(Stored records)
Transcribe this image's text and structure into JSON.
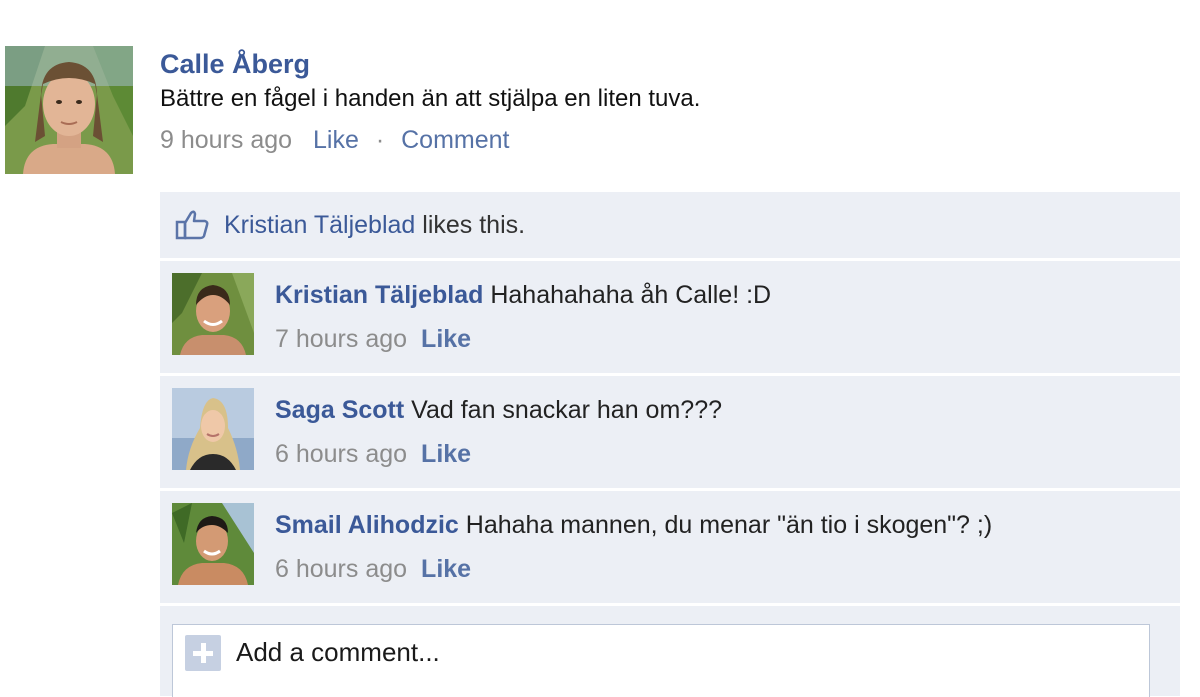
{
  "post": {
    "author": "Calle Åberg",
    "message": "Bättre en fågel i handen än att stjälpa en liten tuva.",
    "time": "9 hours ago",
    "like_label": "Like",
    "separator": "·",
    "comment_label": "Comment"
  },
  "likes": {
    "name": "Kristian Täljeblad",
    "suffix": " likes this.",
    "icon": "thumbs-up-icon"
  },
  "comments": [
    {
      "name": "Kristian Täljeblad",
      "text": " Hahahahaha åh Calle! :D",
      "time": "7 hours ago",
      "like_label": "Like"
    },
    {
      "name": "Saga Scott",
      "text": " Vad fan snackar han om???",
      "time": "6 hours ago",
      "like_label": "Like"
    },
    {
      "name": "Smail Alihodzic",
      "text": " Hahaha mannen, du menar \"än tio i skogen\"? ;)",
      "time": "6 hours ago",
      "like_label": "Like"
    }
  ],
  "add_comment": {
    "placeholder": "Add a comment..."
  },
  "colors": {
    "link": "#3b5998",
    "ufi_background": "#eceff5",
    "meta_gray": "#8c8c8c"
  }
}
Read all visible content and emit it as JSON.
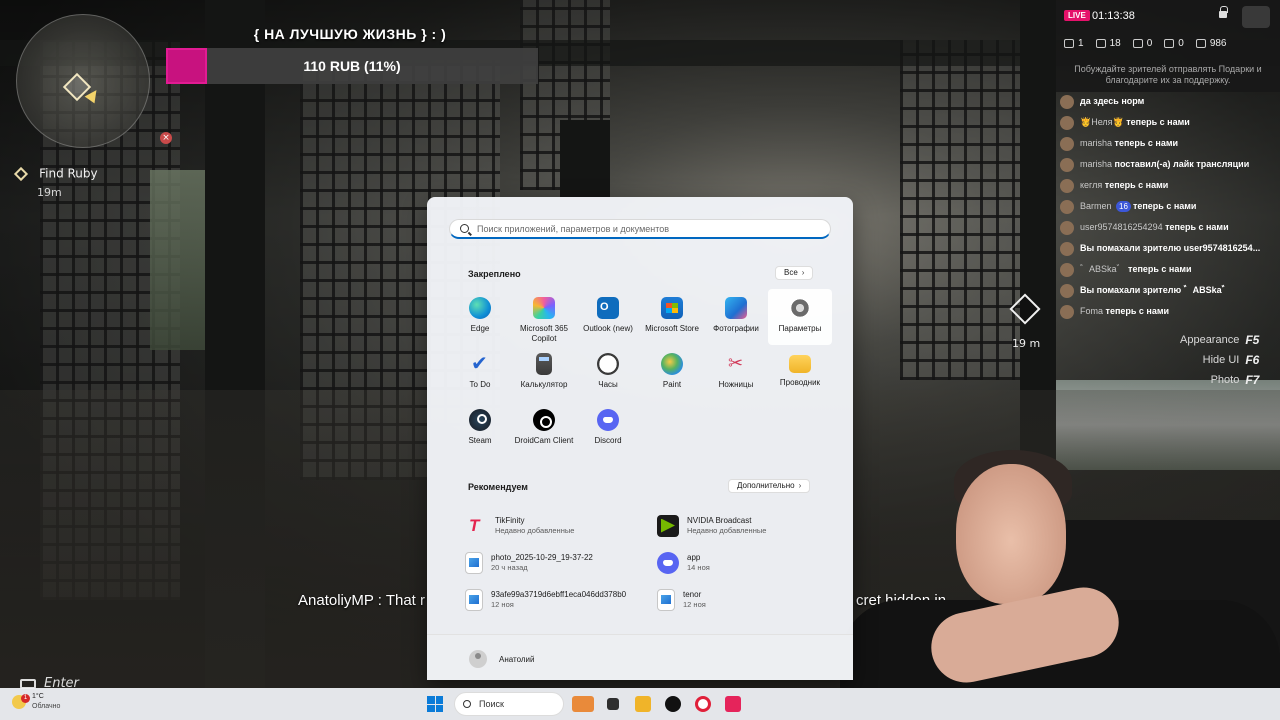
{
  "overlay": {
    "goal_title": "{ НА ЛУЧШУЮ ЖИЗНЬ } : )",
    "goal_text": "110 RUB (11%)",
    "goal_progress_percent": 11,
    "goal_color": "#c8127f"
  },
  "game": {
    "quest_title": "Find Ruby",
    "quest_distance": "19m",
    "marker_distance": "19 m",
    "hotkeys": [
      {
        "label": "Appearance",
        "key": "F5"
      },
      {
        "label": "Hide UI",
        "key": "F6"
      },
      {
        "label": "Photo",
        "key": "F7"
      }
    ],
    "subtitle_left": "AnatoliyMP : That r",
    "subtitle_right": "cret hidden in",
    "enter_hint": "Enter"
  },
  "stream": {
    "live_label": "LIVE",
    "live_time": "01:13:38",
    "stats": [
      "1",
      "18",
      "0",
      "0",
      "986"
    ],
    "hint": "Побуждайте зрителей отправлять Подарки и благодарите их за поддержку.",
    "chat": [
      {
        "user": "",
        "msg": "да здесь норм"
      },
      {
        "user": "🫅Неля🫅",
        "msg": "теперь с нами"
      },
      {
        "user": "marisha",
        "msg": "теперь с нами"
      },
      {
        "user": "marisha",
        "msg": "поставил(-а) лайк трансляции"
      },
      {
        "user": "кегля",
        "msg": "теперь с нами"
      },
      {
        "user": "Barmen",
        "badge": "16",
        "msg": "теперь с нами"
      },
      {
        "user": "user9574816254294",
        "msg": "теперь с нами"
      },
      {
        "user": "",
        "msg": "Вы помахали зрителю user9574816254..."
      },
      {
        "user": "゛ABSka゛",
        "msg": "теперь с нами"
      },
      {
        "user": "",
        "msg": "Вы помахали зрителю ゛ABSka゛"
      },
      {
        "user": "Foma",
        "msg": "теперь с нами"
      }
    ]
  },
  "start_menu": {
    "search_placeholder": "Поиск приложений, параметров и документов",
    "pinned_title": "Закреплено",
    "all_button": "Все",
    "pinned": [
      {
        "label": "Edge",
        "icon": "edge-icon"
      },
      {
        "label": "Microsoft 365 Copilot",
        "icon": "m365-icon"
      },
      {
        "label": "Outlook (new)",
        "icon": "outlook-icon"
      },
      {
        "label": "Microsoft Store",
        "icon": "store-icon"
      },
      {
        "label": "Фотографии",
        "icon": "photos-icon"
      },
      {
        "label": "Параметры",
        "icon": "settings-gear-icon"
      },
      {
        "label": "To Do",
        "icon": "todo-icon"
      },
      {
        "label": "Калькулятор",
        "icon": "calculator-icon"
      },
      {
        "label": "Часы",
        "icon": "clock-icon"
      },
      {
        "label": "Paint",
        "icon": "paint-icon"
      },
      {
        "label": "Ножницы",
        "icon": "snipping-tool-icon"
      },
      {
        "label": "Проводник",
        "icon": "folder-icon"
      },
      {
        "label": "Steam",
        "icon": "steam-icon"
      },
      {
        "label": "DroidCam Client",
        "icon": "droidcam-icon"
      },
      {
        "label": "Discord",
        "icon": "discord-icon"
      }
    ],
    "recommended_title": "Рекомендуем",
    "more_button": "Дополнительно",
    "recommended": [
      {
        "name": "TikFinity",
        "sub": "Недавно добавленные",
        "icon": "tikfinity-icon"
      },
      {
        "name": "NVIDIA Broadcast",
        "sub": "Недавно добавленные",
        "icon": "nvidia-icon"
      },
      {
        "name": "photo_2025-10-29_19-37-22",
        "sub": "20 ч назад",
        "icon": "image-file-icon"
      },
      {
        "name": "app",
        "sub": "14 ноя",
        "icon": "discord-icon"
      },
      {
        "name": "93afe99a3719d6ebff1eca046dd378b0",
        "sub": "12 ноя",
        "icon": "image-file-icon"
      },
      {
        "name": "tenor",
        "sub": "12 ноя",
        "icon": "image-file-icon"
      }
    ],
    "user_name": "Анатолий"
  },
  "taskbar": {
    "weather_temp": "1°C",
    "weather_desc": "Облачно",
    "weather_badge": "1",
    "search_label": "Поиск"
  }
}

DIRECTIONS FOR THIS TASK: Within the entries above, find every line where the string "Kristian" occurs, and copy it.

WRITTEN SOLUTION:
    "name": "Kristian Täljeblad",
      "name": "Kristian Täljeblad",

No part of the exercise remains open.